Environmental Defender's Offices hit as funding slashed
ENVIRONMENTAL Defender's Offices across Australia are reeling from the news that $10 million of funding will be cut from the service by the Federal Government over the next four years.
EDO NSW provides free legal advice to landowners and community groups from offices in Sydney and Lismore.
NSW executive director Jeff Smith said the cuts to operations would be about 20% of their state budget and they were "currently working through the implications".
"I think part of the problem, if you can call it that, is that we are a highly effective organisation," he said.
"We are there for the community, they use us and we are highly valued."
Mr Smith was informed of the funding cuts on Tuesday night, and given no other explanation other than a line that said "in times of fiscal constraint, priority will be given to frontline legal service for the disadvantaged".
The funding cuts will mean that most EDOs will receive no Federal Government funding from July 1 next year.
It is not the first time this year the EDO has been in the funding firing line, with the NSW Government threatening to cut the money it receives from the NSW Law Society's Public Purpose Fund.
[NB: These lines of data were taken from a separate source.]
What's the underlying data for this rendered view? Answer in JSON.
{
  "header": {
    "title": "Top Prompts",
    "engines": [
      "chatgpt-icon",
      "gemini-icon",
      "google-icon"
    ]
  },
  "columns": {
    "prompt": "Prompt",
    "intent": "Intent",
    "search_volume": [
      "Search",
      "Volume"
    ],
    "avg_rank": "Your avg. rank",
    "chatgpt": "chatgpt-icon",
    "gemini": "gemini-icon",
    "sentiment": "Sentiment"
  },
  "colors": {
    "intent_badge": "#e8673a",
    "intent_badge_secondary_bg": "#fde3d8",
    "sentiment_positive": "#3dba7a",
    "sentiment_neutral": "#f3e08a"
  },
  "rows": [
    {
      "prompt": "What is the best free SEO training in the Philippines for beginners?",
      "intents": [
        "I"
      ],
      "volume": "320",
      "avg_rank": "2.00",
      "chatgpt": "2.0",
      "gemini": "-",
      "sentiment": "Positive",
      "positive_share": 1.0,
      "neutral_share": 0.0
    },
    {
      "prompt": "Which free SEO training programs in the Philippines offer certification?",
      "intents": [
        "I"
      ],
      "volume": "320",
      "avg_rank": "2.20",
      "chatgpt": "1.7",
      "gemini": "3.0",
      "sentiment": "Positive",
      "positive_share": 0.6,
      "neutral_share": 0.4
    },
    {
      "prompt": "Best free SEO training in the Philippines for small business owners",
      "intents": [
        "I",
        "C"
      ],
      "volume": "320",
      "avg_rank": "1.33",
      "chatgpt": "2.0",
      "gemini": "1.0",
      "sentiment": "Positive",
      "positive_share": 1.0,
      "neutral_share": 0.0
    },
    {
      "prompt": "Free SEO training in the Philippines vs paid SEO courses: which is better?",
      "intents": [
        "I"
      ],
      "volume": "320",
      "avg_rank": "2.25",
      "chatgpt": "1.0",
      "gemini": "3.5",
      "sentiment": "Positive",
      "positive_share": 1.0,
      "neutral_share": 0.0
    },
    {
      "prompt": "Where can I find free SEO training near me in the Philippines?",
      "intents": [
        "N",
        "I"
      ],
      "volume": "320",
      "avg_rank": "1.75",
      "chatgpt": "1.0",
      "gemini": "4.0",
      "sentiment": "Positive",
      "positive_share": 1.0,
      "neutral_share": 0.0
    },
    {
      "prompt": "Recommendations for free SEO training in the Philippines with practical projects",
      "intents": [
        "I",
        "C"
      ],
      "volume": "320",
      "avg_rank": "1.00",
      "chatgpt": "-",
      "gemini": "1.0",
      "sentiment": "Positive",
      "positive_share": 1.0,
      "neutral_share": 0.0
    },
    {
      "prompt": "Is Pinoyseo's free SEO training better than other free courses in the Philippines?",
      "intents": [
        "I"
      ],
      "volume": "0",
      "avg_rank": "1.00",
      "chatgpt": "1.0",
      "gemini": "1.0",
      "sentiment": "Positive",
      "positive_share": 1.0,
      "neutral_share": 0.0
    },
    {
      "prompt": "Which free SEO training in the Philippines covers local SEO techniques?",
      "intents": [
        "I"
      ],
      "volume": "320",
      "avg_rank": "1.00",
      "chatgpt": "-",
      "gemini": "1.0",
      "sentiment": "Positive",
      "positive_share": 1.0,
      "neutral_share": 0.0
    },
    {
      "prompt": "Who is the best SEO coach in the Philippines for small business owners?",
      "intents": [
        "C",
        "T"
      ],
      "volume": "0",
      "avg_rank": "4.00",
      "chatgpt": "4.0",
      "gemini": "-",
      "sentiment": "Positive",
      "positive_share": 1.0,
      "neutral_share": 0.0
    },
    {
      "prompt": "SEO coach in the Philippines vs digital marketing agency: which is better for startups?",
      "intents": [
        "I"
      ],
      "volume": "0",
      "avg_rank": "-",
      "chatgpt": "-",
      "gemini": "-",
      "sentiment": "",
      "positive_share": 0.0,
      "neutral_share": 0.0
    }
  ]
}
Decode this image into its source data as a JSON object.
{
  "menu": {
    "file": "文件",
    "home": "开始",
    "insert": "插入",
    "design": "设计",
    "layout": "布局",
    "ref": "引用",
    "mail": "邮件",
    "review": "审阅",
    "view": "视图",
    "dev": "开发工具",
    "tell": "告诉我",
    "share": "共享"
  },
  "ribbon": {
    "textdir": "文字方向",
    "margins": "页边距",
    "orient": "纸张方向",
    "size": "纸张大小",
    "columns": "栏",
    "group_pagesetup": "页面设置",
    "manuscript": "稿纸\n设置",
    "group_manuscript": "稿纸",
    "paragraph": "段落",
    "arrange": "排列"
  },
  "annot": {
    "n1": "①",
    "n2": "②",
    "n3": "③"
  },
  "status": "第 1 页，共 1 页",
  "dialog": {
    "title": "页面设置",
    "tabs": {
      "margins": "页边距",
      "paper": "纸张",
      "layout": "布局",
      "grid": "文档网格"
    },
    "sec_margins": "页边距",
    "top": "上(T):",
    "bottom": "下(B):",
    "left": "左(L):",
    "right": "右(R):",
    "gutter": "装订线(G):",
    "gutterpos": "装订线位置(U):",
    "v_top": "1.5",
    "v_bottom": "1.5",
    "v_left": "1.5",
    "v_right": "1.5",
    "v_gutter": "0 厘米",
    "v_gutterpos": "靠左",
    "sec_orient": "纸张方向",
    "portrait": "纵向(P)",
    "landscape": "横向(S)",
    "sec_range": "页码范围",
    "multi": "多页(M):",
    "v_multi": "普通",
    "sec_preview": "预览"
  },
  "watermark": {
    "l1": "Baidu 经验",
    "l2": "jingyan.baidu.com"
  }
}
However, after a backlash from the legal profession and community groups, the funding was re-instated, but at a reduced rate.
Asked whether he thought the cuts were politically or ideologically motivated, Mr Smith said he was aware that the Minerals Council had been lobbying the Federal Attorney-General, George Brandis, to cut EDO funding.
The Lismore office currently has about three full- time equivalent positions, but Mr Smith said it was too early to say what the future might hold for those jobs.
"We will have to look at service provision unless we can find a benefactor to support the work we do."